(Website and app data records)
──────────
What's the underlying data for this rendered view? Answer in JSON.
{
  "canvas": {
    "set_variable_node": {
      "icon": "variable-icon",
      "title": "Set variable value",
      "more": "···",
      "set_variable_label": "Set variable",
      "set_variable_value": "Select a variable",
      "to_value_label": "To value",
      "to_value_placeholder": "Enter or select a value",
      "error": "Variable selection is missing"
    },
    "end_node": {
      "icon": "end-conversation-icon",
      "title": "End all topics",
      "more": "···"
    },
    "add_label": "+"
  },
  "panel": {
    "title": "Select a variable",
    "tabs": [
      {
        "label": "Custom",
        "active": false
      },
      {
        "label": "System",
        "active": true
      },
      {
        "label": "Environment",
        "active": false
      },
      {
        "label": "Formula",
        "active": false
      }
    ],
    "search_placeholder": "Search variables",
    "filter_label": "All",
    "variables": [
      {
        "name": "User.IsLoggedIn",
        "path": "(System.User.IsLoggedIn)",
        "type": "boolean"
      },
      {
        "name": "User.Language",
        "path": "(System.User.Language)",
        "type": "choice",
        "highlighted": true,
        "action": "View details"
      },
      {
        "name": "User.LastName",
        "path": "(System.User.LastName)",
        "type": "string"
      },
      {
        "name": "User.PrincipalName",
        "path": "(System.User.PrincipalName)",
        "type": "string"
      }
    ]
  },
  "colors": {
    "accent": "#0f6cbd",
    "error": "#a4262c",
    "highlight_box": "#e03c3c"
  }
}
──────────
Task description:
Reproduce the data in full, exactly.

Expected output:
What's the underlying data for this rendered view? Answer in JSON.
{
  "canvas": {
    "set_variable_node": {
      "icon": "variable-icon",
      "title": "Set variable value",
      "more": "···",
      "set_variable_label": "Set variable",
      "set_variable_value": "Select a variable",
      "to_value_label": "To value",
      "to_value_placeholder": "Enter or select a value",
      "error": "Variable selection is missing"
    },
    "end_node": {
      "icon": "end-conversation-icon",
      "title": "End all topics",
      "more": "···"
    },
    "add_label": "+"
  },
  "panel": {
    "title": "Select a variable",
    "tabs": [
      {
        "label": "Custom",
        "active": false
      },
      {
        "label": "System",
        "active": true
      },
      {
        "label": "Environment",
        "active": false
      },
      {
        "label": "Formula",
        "active": false
      }
    ],
    "search_placeholder": "Search variables",
    "filter_label": "All",
    "variables": [
      {
        "name": "User.IsLoggedIn",
        "path": "(System.User.IsLoggedIn)",
        "type": "boolean"
      },
      {
        "name": "User.Language",
        "path": "(System.User.Language)",
        "type": "choice",
        "highlighted": true,
        "action": "View details"
      },
      {
        "name": "User.LastName",
        "path": "(System.User.LastName)",
        "type": "string"
      },
      {
        "name": "User.PrincipalName",
        "path": "(System.User.PrincipalName)",
        "type": "string"
      }
    ]
  },
  "colors": {
    "accent": "#0f6cbd",
    "error": "#a4262c",
    "highlight_box": "#e03c3c"
  }
}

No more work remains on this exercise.